If you have the type of bedding that can be washed, bring it straight to the washing machine. Do not throw it in a hamper where the fleas can potentially spread to other things. Wash the bedding with warm water and soap and dry it on a high heat setting. This should get rid of the fleas.
You will also want to dust your mattress with a botanically based product from EcoSMART. Some of these products are so safe they are exempt from EPA regulation.
If you have the type of bedding that you cannot wash or needs to be dry cleaned, getting rid of the fleas will be a little trickier. First you need to strip all the bedding and put it into plastic bags. Get it out of the environment.
Make sure you give your mattress a good dusting as mentioned previously.
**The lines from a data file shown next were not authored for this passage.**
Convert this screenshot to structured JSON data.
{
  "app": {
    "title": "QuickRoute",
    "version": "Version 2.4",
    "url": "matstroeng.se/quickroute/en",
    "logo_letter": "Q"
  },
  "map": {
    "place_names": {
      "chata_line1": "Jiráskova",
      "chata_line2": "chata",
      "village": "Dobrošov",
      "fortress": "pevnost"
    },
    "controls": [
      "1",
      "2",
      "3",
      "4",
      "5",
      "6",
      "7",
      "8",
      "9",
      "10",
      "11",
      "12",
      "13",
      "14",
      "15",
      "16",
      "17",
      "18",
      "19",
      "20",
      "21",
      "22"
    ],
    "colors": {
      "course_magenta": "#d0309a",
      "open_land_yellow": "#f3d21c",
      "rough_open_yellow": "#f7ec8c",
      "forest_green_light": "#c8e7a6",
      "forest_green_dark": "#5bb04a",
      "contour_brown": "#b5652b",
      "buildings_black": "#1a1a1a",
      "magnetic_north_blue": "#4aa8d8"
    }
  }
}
Get into all the little crevices where fleas and their eggs can hide.
Spray a Pyrethrum based pesticide into the bag to kill the eggs and larvae and adults. Pyrethrum is a very safe pesticide made from crushed Chrysanthemums. Unfortunately, you will still have to contend with the pupa stage.
The pupa stage is the stage of a fleaÃƒÂ¢Ã¢â€šÂ¬Ã¢â€žÂ¢s life cycle when they are in a cocoon. In this stage they are impenetrable. If your bedding can be dried, putting it in the dryer on high heat for 30 minutes should kill the pupa stage.
If you cannot dry your bedding, you will need to keep the bedding in the bag for 10 days to 2 weeks. At the end of this period, be sure to disturb the bag to encourage the pupa to hatch. When the pupa hatch, you can immediately spray inside the bag with the Pyrethrum pesticide to get the new adults.
Leave the bedding in the bag for one week before you dry clean and place it back on your bed.
Fleas in bedding can be a major inconvenience but with these tips, you can get rid of them yourself.